Don't spend money on direct-mail advertising unless there is a real deal that you're offering!
None of us gets much snail mail any more. Especially direct-mail sales pitches.
The Internet cut out a big chunk, and rising postage rates accelerated the decrease. On a cost-per-thousand basis, almost no form of advertising costs more than direct mail.
So when a sales pitch does show up in your real mailbox, it had better be mighty good to justify the cost. It better get to the point quick on its way to the waste basket.
We got one the other day from a car dealer. The first thing that hit a reader was a big arrow pointing upward and the words Vehicle Upgrade Program. It’s repeated in a banner across the top of the page.
First, there’s no meaning in that statement...and no appeal in a "Vehicle Upgrade" program. Then below, there’s a hook baited with $3,000 of something called "Conquest Cash" if you trade in a 1999-or-older Acura on a new Buick.
If you’re inspired to pony up the dough for a direct-mail sales piece, do not to fool around with meaningless messages like Vehicle Upgrade Program.

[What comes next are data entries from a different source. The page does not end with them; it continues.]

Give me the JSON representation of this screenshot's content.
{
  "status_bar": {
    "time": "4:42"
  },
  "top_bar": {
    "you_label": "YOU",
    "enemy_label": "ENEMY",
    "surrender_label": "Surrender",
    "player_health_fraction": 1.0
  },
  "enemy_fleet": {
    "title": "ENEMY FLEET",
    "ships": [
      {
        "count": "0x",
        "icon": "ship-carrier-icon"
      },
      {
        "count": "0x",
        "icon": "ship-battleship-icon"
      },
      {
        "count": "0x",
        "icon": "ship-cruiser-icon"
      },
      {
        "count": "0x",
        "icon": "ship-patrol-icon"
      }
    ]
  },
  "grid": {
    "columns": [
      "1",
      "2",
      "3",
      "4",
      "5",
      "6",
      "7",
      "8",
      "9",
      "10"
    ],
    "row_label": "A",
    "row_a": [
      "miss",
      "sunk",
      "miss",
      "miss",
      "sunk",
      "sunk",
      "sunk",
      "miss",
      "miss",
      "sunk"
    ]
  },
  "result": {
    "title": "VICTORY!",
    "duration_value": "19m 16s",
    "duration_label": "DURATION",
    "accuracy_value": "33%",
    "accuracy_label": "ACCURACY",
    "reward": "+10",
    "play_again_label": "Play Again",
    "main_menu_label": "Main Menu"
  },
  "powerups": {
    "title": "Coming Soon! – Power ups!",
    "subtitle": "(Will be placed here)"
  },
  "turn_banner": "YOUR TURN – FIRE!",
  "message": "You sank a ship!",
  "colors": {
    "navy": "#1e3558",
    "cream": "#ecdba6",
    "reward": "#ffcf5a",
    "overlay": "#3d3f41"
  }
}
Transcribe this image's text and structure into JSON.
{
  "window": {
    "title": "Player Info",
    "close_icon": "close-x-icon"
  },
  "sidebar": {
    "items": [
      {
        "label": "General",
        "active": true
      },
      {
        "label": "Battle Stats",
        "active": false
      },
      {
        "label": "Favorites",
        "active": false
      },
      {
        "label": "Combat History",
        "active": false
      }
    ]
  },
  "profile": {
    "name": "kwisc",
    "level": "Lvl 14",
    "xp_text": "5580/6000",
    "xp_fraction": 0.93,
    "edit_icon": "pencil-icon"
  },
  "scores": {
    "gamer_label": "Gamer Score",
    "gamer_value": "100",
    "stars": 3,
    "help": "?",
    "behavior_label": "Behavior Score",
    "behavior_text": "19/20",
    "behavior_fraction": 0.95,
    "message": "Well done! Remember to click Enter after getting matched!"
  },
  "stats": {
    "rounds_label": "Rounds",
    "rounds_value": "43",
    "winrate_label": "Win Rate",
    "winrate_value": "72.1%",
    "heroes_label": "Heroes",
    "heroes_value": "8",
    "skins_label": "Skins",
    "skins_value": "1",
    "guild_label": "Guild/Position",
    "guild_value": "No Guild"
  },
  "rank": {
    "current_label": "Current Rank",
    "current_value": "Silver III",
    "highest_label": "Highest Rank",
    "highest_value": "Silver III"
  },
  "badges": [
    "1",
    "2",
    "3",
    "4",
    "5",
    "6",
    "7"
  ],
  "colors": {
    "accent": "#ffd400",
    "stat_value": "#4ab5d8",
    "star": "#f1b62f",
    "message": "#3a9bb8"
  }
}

If you’re offering a real deal, get to it immediately. If you’re not offering a deal, don’t send direct-mail.
To reach Mr. Malmo, hear and read more of his commentaries, or to ask him your own marketing question, go to http://askmalmo.com.